An estimated 5.4 million Americans currently live with Alzheimer’s disease, a number that is expected to triple by 2050. One of the most promising methods for defining the disease’s causes and progression is to identify biomarkers, or biological indicators of the disease, in the human brain. But more cross-disciplinary efforts are needed if researchers hope to discover biomarkers that will translate quickly into clinical trials.

Now, six diverse schools, institutes, centers and departments at USC are teaming up to take on the challenge. The program, spearheaded by the USC Mark and Mary Stevens Neuroimaging and Informatics Institute (INI) and the Zilkha Neurogenetic Institute (ZNI) at the Keck School of Medicine of USC, will award more than $875,000 to postdoctoral fellows studying Alzheimer’s disease over the course of five years.

“Institutional training grants provide an invaluable opportunity to mentor the future leaders in our field,” said Arthur W. Toga, PhD, Provost Professor of Ophthalmology, Neurology, Psychiatry and the Behavioral Sciences, Radiology and Engineering; Ghada Irani Chair in Neuroscience; INI director and principal investigator of the project. “This project in particular unites researchers from across the university to establish a uniquely collaborative effort with a vast amount of potential.”

USC offers numerous institutional training opportunities for postdocs, including parallel lines of research on aging and Alzheimer’s disease. But the new project, “Training for the Multiscale and Multimodal Analysis of Biomarkers in Alzheimer’s Disease,” differs from a traditional postdoctoral fellowship in its highly collaborative nature and its emphasis on both the informatics behind Alzheimer’s research and the use of multiple methodologies to study the disease.

Those accepted to the program will examine Alzheimer’s disease biomarkers using four different modes: molecular and cellular methods, imaging tools and informatics, quantitative methods for clinical trials research and large-scale population analyses. The two-year training program also involves lab rotations, seminars and instruction for teaching and grant writing, with the ultimate goal of preparing fellows for a successful career in independent research.

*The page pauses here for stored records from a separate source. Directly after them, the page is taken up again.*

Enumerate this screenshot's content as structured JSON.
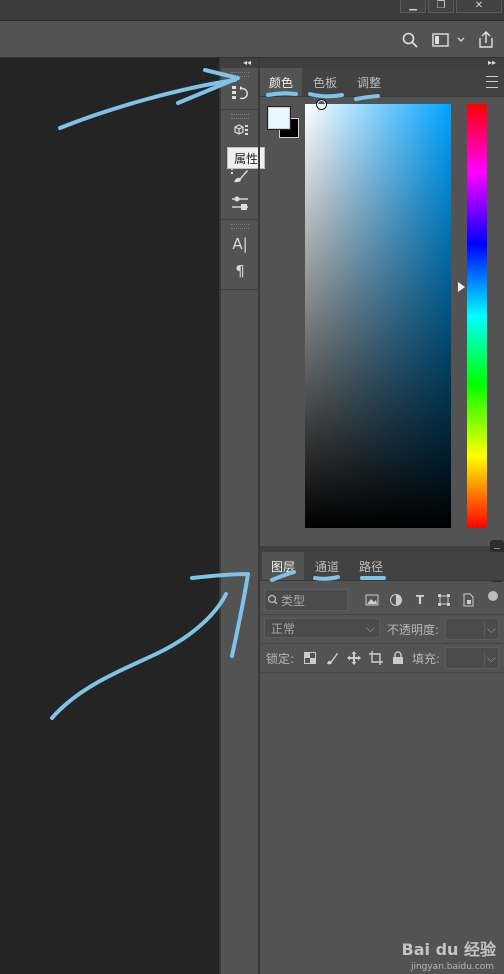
{
  "window": {
    "icon_names": [
      "minimize-icon",
      "restore-icon",
      "close-icon"
    ]
  },
  "options_bar": {
    "icon_names": [
      "search-icon",
      "workspace-icon",
      "chevron-down-icon",
      "share-icon"
    ]
  },
  "dock": {
    "collapse_arrows": "◂◂",
    "expand_arrows": "▸▸",
    "tooltip": "属性",
    "tools": [
      {
        "name": "history",
        "icon": "history-icon"
      },
      {
        "name": "properties",
        "icon": "properties-cube-icon"
      },
      {
        "name": "brush",
        "icon": "brush-icon"
      },
      {
        "name": "adjustments",
        "icon": "adjust-sliders-icon"
      },
      {
        "name": "character",
        "icon": "character-icon",
        "glyph": "A|"
      },
      {
        "name": "paragraph",
        "icon": "paragraph-icon",
        "glyph": "¶"
      }
    ]
  },
  "color_panel": {
    "tabs": [
      "颜色",
      "色板",
      "调整"
    ],
    "active_tab": "颜色",
    "foreground_color": "#e8f6ff",
    "background_color": "#000000",
    "hue_color": "#00a2ff"
  },
  "layers_panel": {
    "tabs": [
      "图层",
      "通道",
      "路径"
    ],
    "active_tab": "图层",
    "filter_placeholder": "类型",
    "blend_mode": "正常",
    "opacity_label": "不透明度:",
    "opacity_value": "",
    "lock_label": "锁定:",
    "fill_label": "填充:",
    "fill_value": ""
  },
  "annotations": {
    "stroke_color": "#7dc3ea"
  },
  "watermark": {
    "text": "Bai du 经验",
    "url": "jingyan.baidu.com"
  }
}
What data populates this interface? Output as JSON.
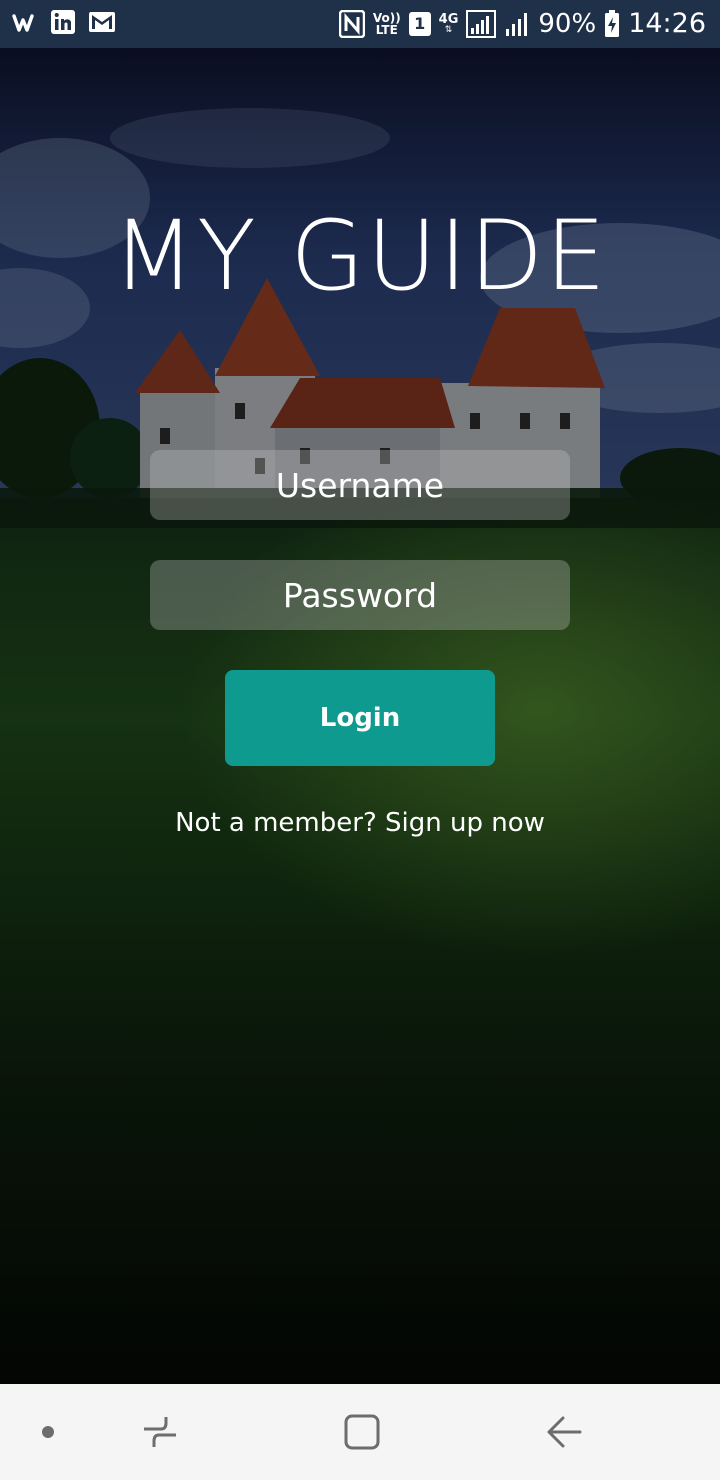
{
  "status_bar": {
    "left_icons": [
      "wish-icon",
      "linkedin-icon",
      "gmail-icon"
    ],
    "network_label": "4G",
    "volte_label_top": "Vo))",
    "volte_label_bottom": "LTE",
    "sim_label": "1",
    "battery_percent": "90%",
    "time": "14:26"
  },
  "app": {
    "title": "MY GUIDE",
    "username_placeholder": "Username",
    "password_placeholder": "Password",
    "login_label": "Login",
    "signup_text": "Not a member? Sign up now",
    "accent_color": "#0e9a8e"
  },
  "nav_bar": {
    "buttons": [
      "dot-icon",
      "recent-apps-icon",
      "home-icon",
      "back-icon"
    ]
  }
}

Toga will oversee recruitment and placement of scholars, coordination between centers and the creation of an interdisciplinary network for collaboration. Berislav Zlokovic, MD, PhD,  chair and professor of physiology  and neuroscience; Mary Hayley and Selim Zilkha Chair in Alzheimer’s Disease Research; director of ZNI and assistant director of the training program, will assist in monitoring trainees, evaluating course materials and providing career development support.

The multidisciplinary effort involves researchers from INI; ZNI; the Department of Biomedical Engineering in the USC Viterbi School of Engineering; the Department of Psychology in the USC Dana and David Dornsife College of Letters, Arts and Sciences; the Leonard D. Schaeffer Center for Health Policy and Economics, a collaboration between the USC Sol Price School of Public Policy and USC School of Pharmacy; and the USC Leonard Davis School of Gerontology. Steven Moldin, PhD, executive director of research advancement, played a key role in developing this project.

Eight scholars will each receive full salary, annual travel costs to attend scientific meetings and tuition remission for continuing education. Graduates from a wide array of doctoral degree programs, spanning biological sciences, psychology, gerontology, engineering and beyond are encouraged to apply.

For more information or to submit an application, please visit Applications are due by Nov. 1.

— Zara Abrams